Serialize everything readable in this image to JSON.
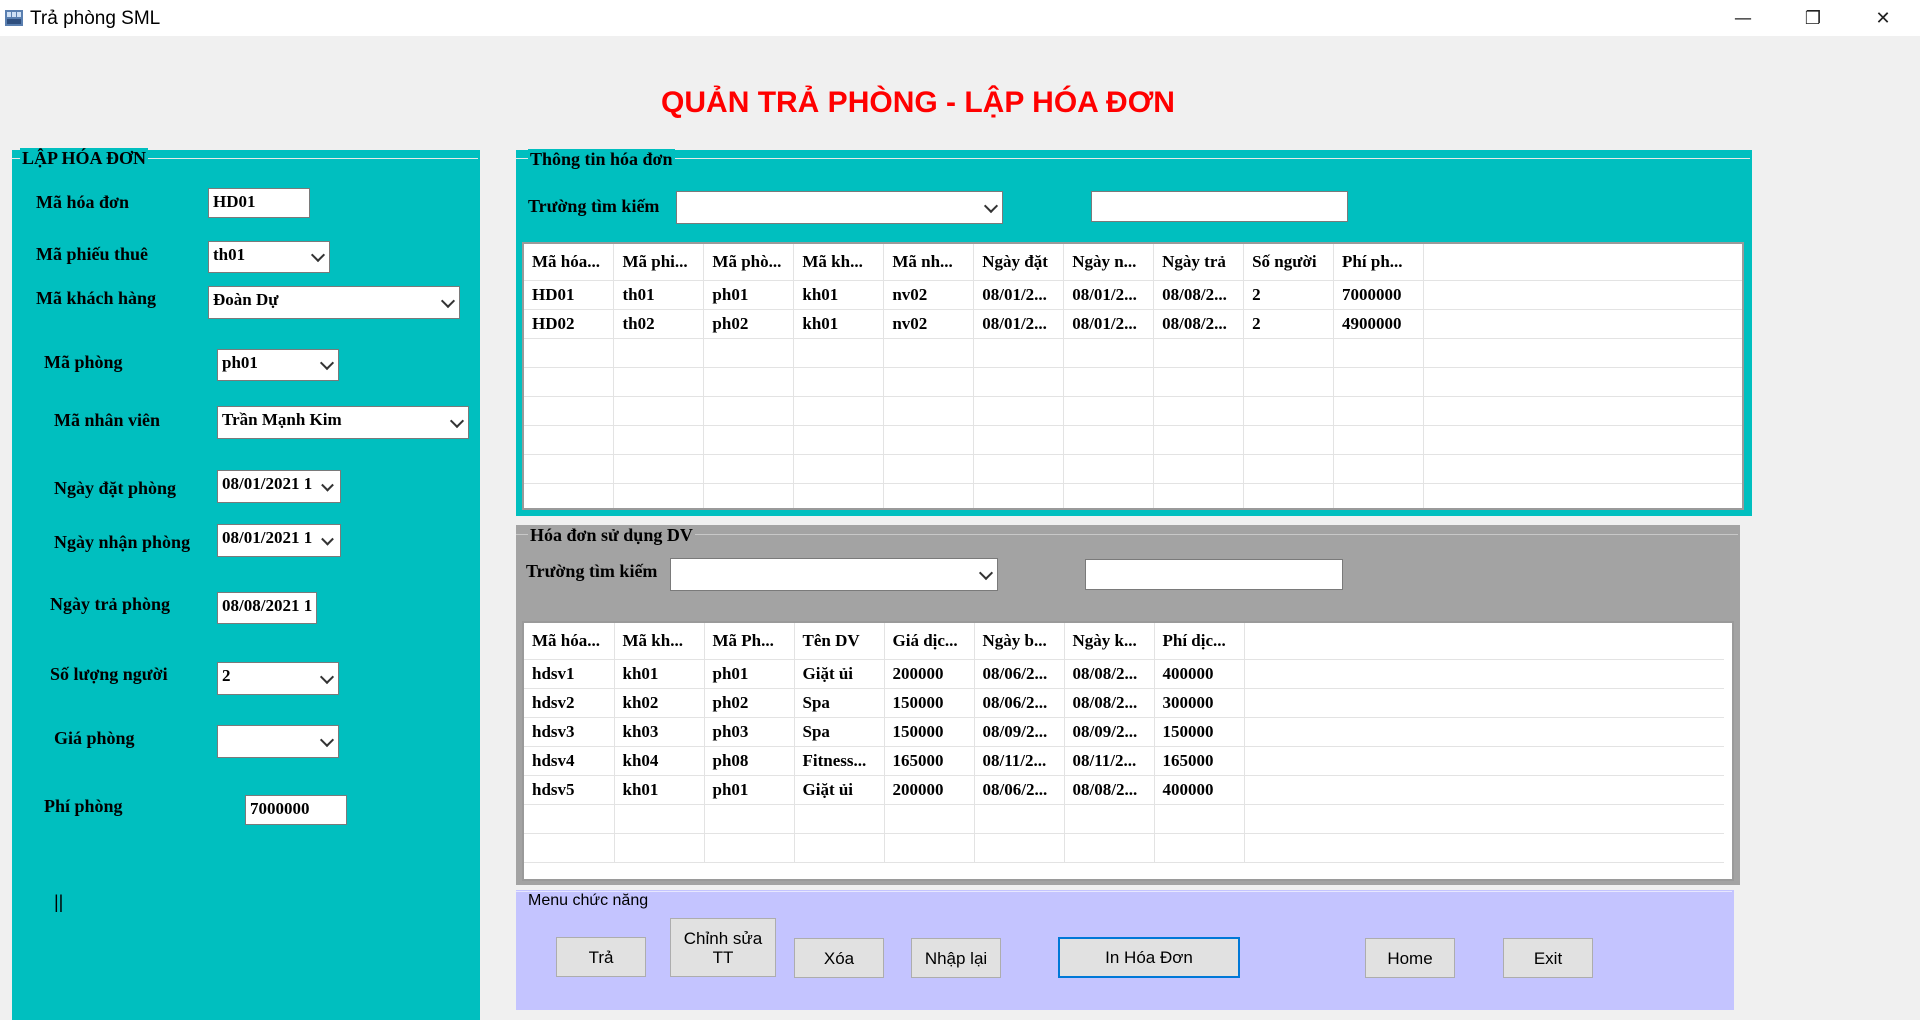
{
  "window": {
    "title": "Trả phòng SML",
    "minimize_glyph": "—",
    "restore_glyph": "❐",
    "close_glyph": "✕"
  },
  "page_title": "QUẢN TRẢ PHÒNG - LẬP HÓA ĐƠN",
  "colors": {
    "teal": "#00bfbf",
    "gray_panel": "#a3a3a3",
    "menu_panel": "#c4c4ff",
    "title_red": "#ff0000"
  },
  "invoice_form": {
    "group_title": "LẬP HÓA ĐƠN",
    "ma_hoa_don": {
      "label": "Mã hóa đơn",
      "value": "HD01"
    },
    "ma_phieu_thue": {
      "label": "Mã phiếu thuê",
      "value": "th01"
    },
    "ma_khach_hang": {
      "label": "Mã khách hàng",
      "value": "Đoàn Dự"
    },
    "ma_phong": {
      "label": "Mã phòng",
      "value": "ph01"
    },
    "ma_nhan_vien": {
      "label": "Mã nhân viên",
      "value": "Trần Mạnh Kim"
    },
    "ngay_dat_phong": {
      "label": "Ngày đặt phòng",
      "value": "08/01/2021 1"
    },
    "ngay_nhan_phong": {
      "label": "Ngày nhận phòng",
      "value": "08/01/2021 1"
    },
    "ngay_tra_phong": {
      "label": "Ngày trả phòng",
      "value": "08/08/2021 1"
    },
    "so_luong_nguoi": {
      "label": "Số lượng người",
      "value": "2"
    },
    "gia_phong": {
      "label": "Giá phòng",
      "value": ""
    },
    "phi_phong": {
      "label": "Phí phòng",
      "value": "7000000"
    },
    "stray_mark": "||"
  },
  "invoice_info": {
    "group_title": "Thông tin hóa đơn",
    "search_label": "Trường tìm kiếm",
    "search_field_value": "",
    "search_text_value": "",
    "columns": [
      "Mã hóa...",
      "Mã phi...",
      "Mã phò...",
      "Mã kh...",
      "Mã nh...",
      "Ngày đặt",
      "Ngày n...",
      "Ngày trả",
      "Số người",
      "Phí ph..."
    ],
    "rows": [
      [
        "HD01",
        "th01",
        "ph01",
        "kh01",
        "nv02",
        "08/01/2...",
        "08/01/2...",
        "08/08/2...",
        "2",
        "7000000"
      ],
      [
        "HD02",
        "th02",
        "ph02",
        "kh01",
        "nv02",
        "08/01/2...",
        "08/01/2...",
        "08/08/2...",
        "2",
        "4900000"
      ]
    ]
  },
  "service_invoice": {
    "group_title": "Hóa đơn sử dụng DV",
    "search_label": "Trường tìm kiếm",
    "search_field_value": "",
    "search_text_value": "",
    "columns": [
      "Mã hóa...",
      "Mã kh...",
      "Mã Ph...",
      "Tên DV",
      "Giá dịc...",
      "Ngày b...",
      "Ngày k...",
      "Phí dịc..."
    ],
    "rows": [
      [
        "hdsv1",
        "kh01",
        "ph01",
        "Giặt ủi",
        "200000",
        "08/06/2...",
        "08/08/2...",
        "400000"
      ],
      [
        "hdsv2",
        "kh02",
        "ph02",
        "Spa",
        "150000",
        "08/06/2...",
        "08/08/2...",
        "300000"
      ],
      [
        "hdsv3",
        "kh03",
        "ph03",
        "Spa",
        "150000",
        "08/09/2...",
        "08/09/2...",
        "150000"
      ],
      [
        "hdsv4",
        "kh04",
        "ph08",
        "Fitness...",
        "165000",
        "08/11/2...",
        "08/11/2...",
        "165000"
      ],
      [
        "hdsv5",
        "kh01",
        "ph01",
        "Giặt ủi",
        "200000",
        "08/06/2...",
        "08/08/2...",
        "400000"
      ]
    ]
  },
  "menu": {
    "group_title": "Menu chức năng",
    "tra": "Trả",
    "chinh_sua_line1": "Chỉnh sửa",
    "chinh_sua_line2": "TT",
    "xoa": "Xóa",
    "nhap_lai": "Nhập lại",
    "in_hoa_don": "In Hóa Đơn",
    "home": "Home",
    "exit": "Exit"
  }
}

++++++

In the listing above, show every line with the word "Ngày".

      "label": "Ngày đặt phòng",
      "label": "Ngày nhận phòng",
      "label": "Ngày trả phòng",
      "Ngày đặt",
      "Ngày n...",
      "Ngày trả",
      "Ngày b...",
      "Ngày k...",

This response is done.